Using the entries that follow, collect the lines where the word "this" appears.

━━━━━ Extracted material

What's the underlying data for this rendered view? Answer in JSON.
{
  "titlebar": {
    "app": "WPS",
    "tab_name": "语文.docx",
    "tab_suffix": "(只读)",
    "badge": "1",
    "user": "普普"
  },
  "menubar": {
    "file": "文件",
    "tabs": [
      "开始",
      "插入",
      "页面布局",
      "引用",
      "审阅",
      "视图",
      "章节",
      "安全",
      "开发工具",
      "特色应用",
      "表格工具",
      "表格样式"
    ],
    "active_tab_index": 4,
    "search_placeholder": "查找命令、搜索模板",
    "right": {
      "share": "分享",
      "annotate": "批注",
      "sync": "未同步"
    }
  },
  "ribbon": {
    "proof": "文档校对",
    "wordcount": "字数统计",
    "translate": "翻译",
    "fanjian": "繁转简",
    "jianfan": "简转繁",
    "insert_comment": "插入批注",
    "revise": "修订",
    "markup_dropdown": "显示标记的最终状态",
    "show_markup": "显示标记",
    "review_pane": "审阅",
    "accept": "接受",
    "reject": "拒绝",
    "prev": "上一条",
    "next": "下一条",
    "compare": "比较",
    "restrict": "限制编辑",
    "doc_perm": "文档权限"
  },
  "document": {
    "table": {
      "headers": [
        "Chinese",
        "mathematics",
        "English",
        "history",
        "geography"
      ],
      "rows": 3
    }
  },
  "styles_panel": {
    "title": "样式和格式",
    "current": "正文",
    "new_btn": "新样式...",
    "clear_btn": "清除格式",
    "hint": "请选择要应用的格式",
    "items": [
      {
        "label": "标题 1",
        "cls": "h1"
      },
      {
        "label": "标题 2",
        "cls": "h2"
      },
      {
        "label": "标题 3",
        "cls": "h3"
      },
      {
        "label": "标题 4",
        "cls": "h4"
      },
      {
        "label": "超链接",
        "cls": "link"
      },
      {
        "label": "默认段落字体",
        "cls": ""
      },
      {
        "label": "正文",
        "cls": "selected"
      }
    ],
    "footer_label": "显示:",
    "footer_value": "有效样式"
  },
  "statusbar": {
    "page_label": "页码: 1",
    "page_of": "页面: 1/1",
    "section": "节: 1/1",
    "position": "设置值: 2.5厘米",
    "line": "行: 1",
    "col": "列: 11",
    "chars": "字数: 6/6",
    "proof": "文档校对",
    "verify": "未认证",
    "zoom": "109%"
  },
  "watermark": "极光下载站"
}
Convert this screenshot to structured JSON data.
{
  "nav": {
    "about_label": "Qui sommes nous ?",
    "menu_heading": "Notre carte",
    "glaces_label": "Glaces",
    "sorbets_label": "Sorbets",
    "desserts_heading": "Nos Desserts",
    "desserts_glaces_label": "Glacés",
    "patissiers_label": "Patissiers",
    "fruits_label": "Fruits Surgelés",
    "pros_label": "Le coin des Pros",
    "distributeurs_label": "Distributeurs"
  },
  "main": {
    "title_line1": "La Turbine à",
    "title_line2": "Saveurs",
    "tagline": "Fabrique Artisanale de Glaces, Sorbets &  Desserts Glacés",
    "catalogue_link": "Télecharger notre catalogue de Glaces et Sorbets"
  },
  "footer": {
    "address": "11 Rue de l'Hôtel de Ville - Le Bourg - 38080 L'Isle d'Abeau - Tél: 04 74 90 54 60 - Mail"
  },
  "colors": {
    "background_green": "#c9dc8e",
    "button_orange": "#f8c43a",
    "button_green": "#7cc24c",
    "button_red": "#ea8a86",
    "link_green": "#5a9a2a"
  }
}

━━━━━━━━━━

Expected answer =>
What's the underlying data for this rendered view? Answer in JSON.
Convert this screenshot to structured JSON data.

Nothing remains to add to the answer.